The top 10 social media fails of 2013

The worst mistakes committed by companies, celebs and politicians and what we learnt from them

LAST UPDATED AT 10:30 ON Tue 24 Dec 2013

10. Fail: Interns go rogue on HMV Twitter account When HMV entered administration in January, the company reportedly fired over 60 members of staff in one day.  This didn't go down too well with the furious interns who took over HMV's official Twitter account in protest, fearing their jobs would be next. The interns, with nothing to lose, fired off a stream of tweets criticising the company. It took a highly embarrassing few hours for the company to regain control of their account and delete the tweets.

9. Fail: Burger King's twitter account gets hacked In February, the official Burger King Twitter account fell victim to hackers. They changed the account's image and handle to McDonalds and sent a bizarre mixture of tweets about employees' drug habits and chicken McNuggets. McDonalds quickly denied any involvement in the incident. Twitter reacted gleefully and the account gained thousands of new followers, with one user tweeting: "Somebody needs to tell Burger king that 'whopper123' isn't a secure password."
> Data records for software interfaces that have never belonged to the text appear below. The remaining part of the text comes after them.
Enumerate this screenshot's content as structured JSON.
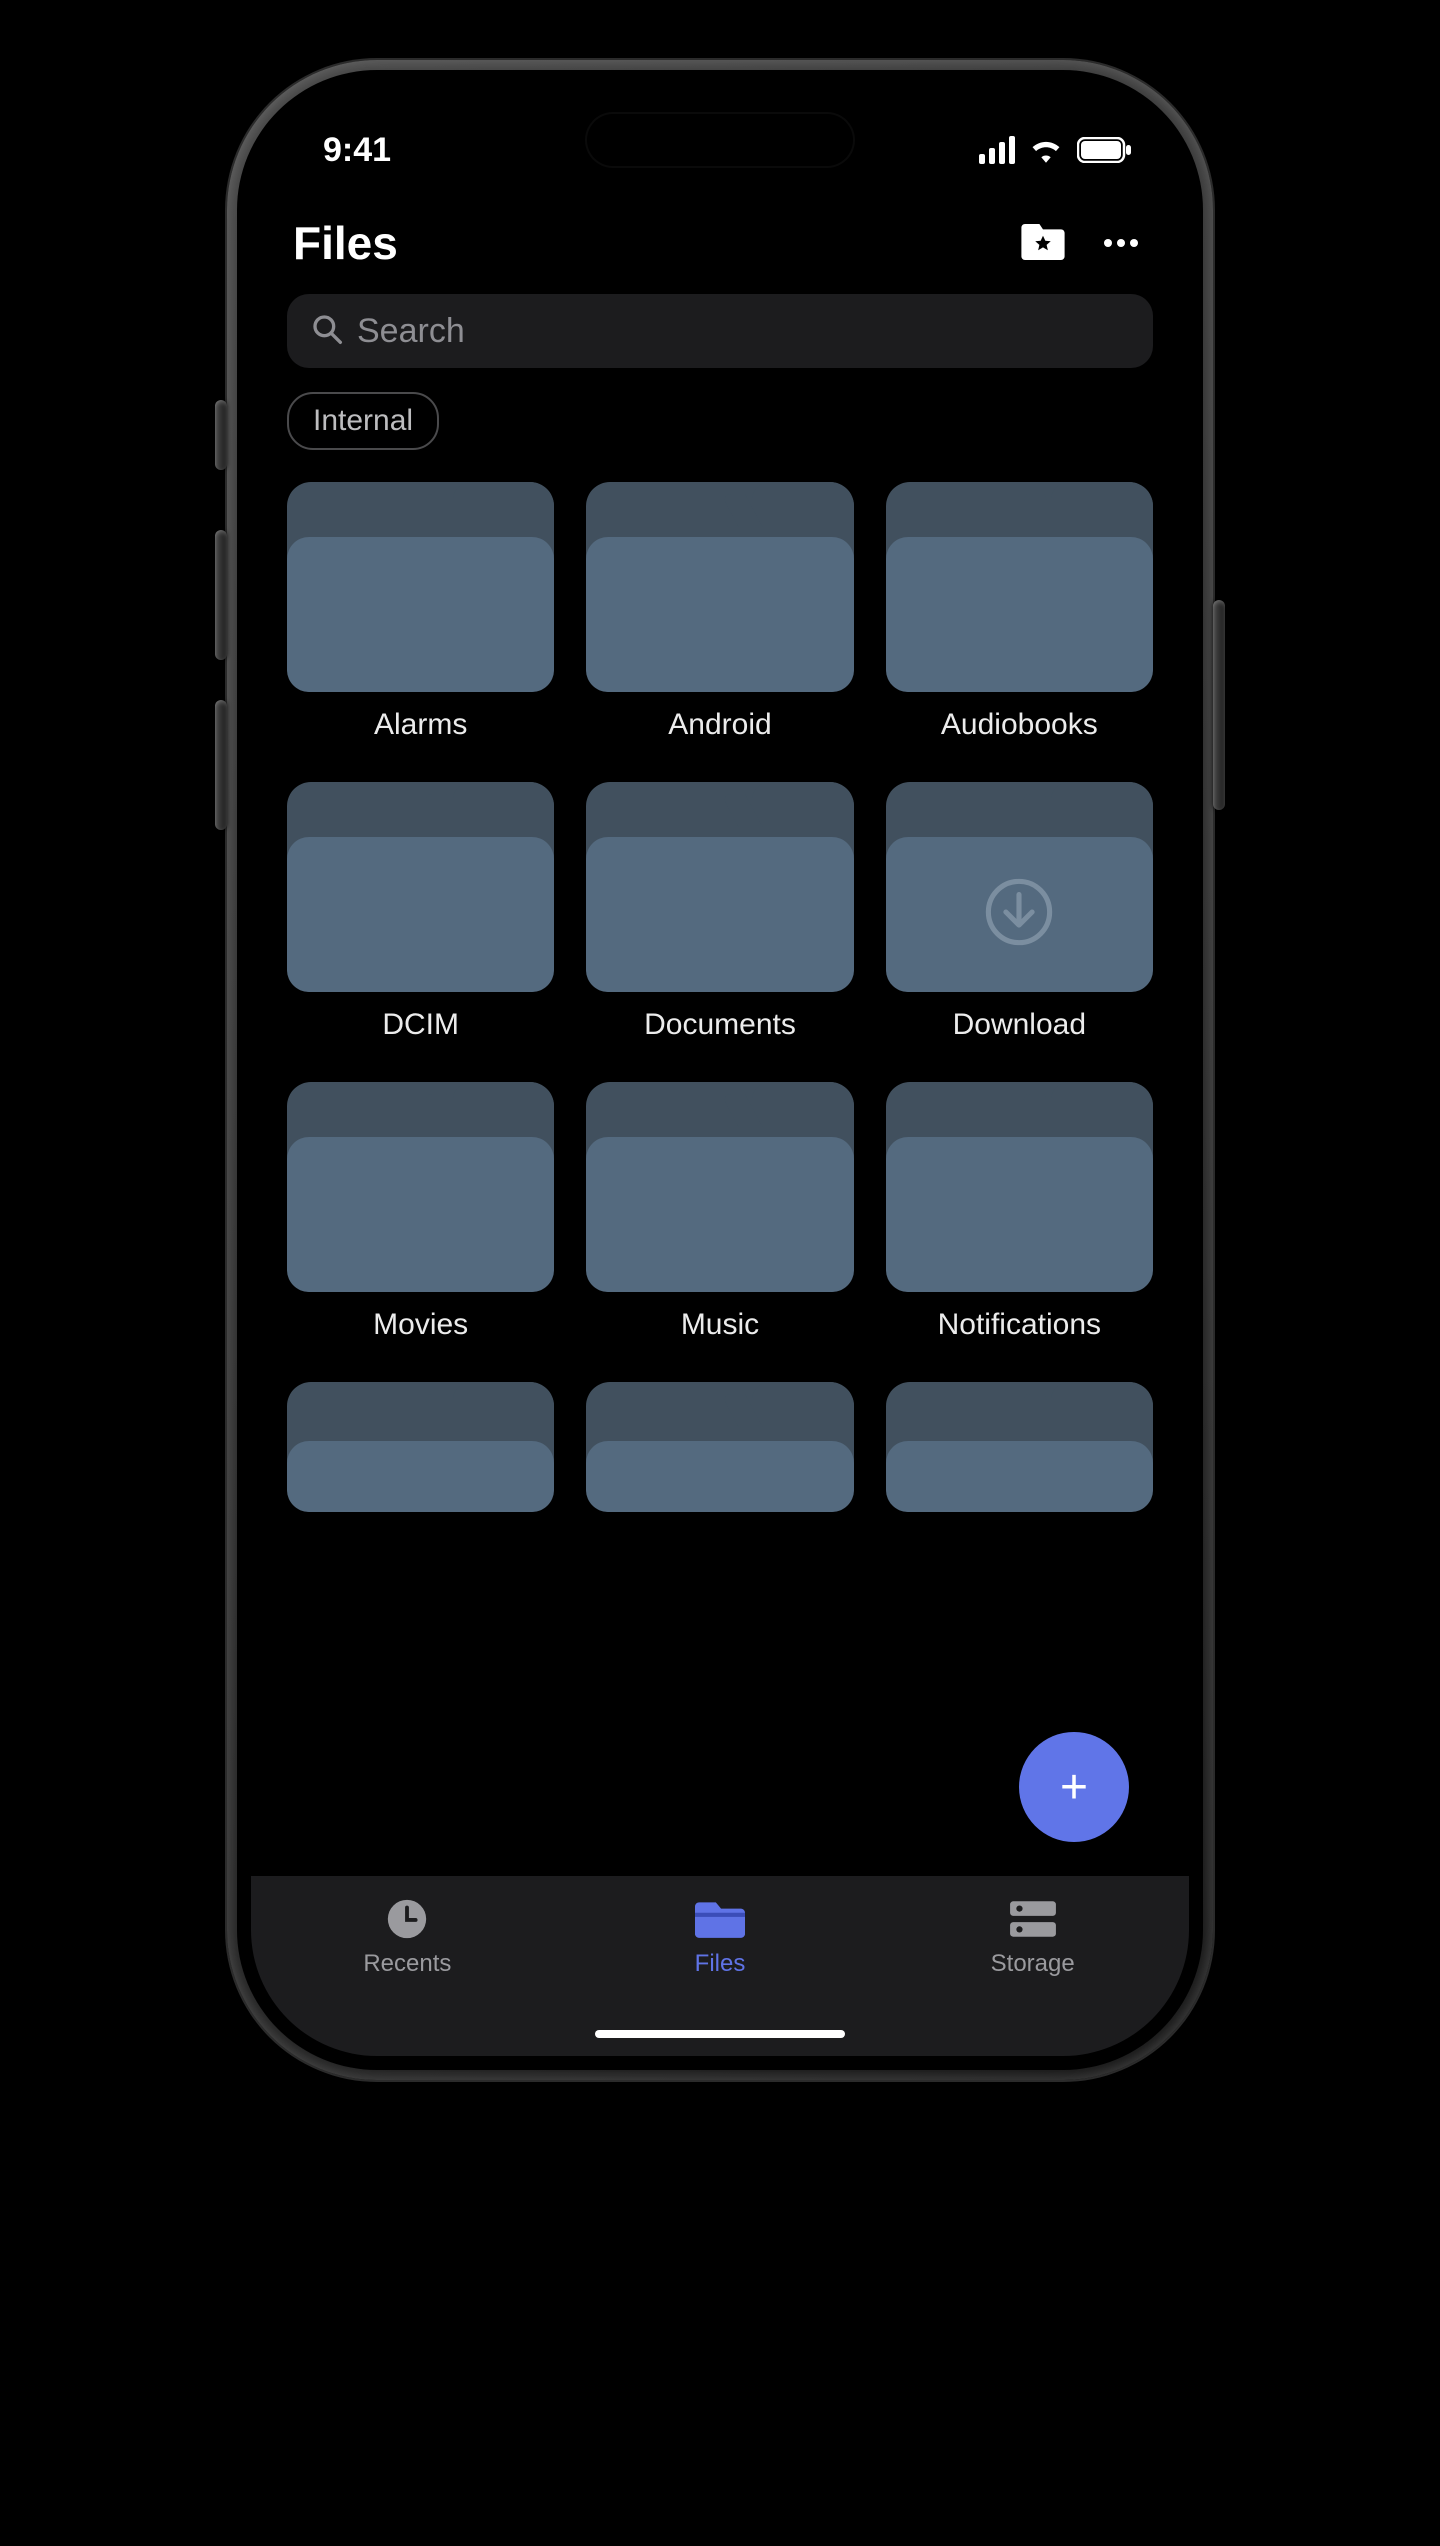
{
  "statusbar": {
    "time": "9:41"
  },
  "header": {
    "title": "Files",
    "favorites_icon": "folder-star-icon",
    "more_icon": "more-icon"
  },
  "search": {
    "placeholder": "Search"
  },
  "chips": [
    {
      "label": "Internal"
    }
  ],
  "folders": [
    {
      "label": "Alarms"
    },
    {
      "label": "Android"
    },
    {
      "label": "Audiobooks"
    },
    {
      "label": "DCIM"
    },
    {
      "label": "Documents"
    },
    {
      "label": "Download",
      "icon": "download"
    },
    {
      "label": "Movies"
    },
    {
      "label": "Music"
    },
    {
      "label": "Notifications"
    }
  ],
  "fab": {
    "label": "+"
  },
  "tabs": [
    {
      "label": "Recents",
      "icon": "clock",
      "active": false
    },
    {
      "label": "Files",
      "icon": "folder",
      "active": true
    },
    {
      "label": "Storage",
      "icon": "storage",
      "active": false
    }
  ],
  "colors": {
    "accent": "#6075e8",
    "folder_front": "#546a7f",
    "folder_back": "#41505e"
  }
}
8. Fail: Luton airport makes light of child's death In March, Luton Airport posted a picture of a plane crash on their official Facebook page, with the caption "Because we are such a super airport, this is what we prevent you from when it snows. Weeeeee :)" Facebook users failed to see the funny side when it was revealed that the crash in question killed a six-year-old boy in 2005 when a plane slid off a runway in Chicago.
A spokesperson for the airport quickly apologised and blamed a new, ‘over-enthusiastic' employee for making the ‘honest, but misguided mistake'.

7. Fail: Epicurious tries to capitalise on Boston Bombing After the Boston bombings in April, American food and drink brand Epicurious provoked a huge Twitter outcry for posting a tweet which implied that its cereal brand would help people deal with the shock of the tragedy. People accused the company of trying to capitalise on the attack which killed three people and seriously injured hundreds.

6. Fail: Godfrey Bloom's mistaken identity tweet In perhaps one of the tamer incidents involving the gaffe-prone Ukip MEP who previously called female activists ‘sluts' and Africa ‘bongo-bongo land', Godfrey managed to confuse two Channel 4 journalists on Twitter. He tweeted a critique about how he had been interviewed by Krishnan Guru-Murthy, but instead included Faisal Islam's handle. One user responded by asking Godfrey:  "do all brown people look the same to you?"

5. Fail: British gas Q&A backfires In October, British Gas announced a 10.4 per cent rise in their energy prices. They then decided it would be a good idea to host an hour-long live Twitter Q&A with their Customer Service Director on the same day. The idea was to provide a platform for customers who had genuine queries about the price hike. Unfortunately for British Gas, it didn't quite go according to plan as angry customers took over the #AskBG hashtag with jokes and insults.

4. Fail: Peaches Geldof victim reveal In November, Peaches Geldof broke a court order by tweeting the names of the victims' mothers in the Ian Watkins abuse case. She said the mothers deserved to be ‘named and shamed' for their role in the abuse. Despite the fact that hundreds of her followers quickly pointed out that what she had tweeted was illegal as it meant the victims could be identified, Geldof remained defiant and refused to delete her tweet until hours later. She later apologised.  

3. Fail: The RNC declare racism ‘over'. In December, the Republican National Committee used the anniversary of Rosa Parks' arrest to boldly declare that the fight against racism had ended. One user responded: "Guys, there's a bunch of white dudes say racism is over. Time to go home!  The fight is over."

2. Fail: NHS trivialises domestic violence The NHS recently caused uproar on Twitter by tweeting a link to an article which many campaigners felt trivialised domestic violence. The article offered ‘simple tips' to avoid ‘festive feuds.' These included consuming less alcohol and planning a variety of activities to keep the family busy.

Critics felt it displayed an offensive ‘victim blaming attitude' and called on the NHS to delete the tweets and apologise, which they duly did. Be SexPositive, a sexual health charity offered the only ‘simple tip' to avoid domestic violence:

1. Fail of the year: Selfies at funerals 2013 was quite a year for the Oxford English Dictionary's most popular word, with everyone from world leaders, the Pope and Prince Charles getting in on the amateur-selfie action. But even the most innocent of trends can soon turn cringeworthy – as this one did with the emergence of ‘selfies at funerals'. Back in October, the Selfies at Funerals Tumblr account hit the mainstream news by documenting dozens of self-snapped funeral photos, including one appearing to show the coffin of a mourner's dead grandmother in the background. Then, at Nelson Mandela's memorial service, the Danish prime minister, President Obama and David Cameron got in on the act with the ultimate funeral selfie. "Our work here is done," said the blog that identified the phenomenon.


For further concise, balanced comment and analysis on the week's news, try The Week magazine. Subscribe today and get 6 issues completely free.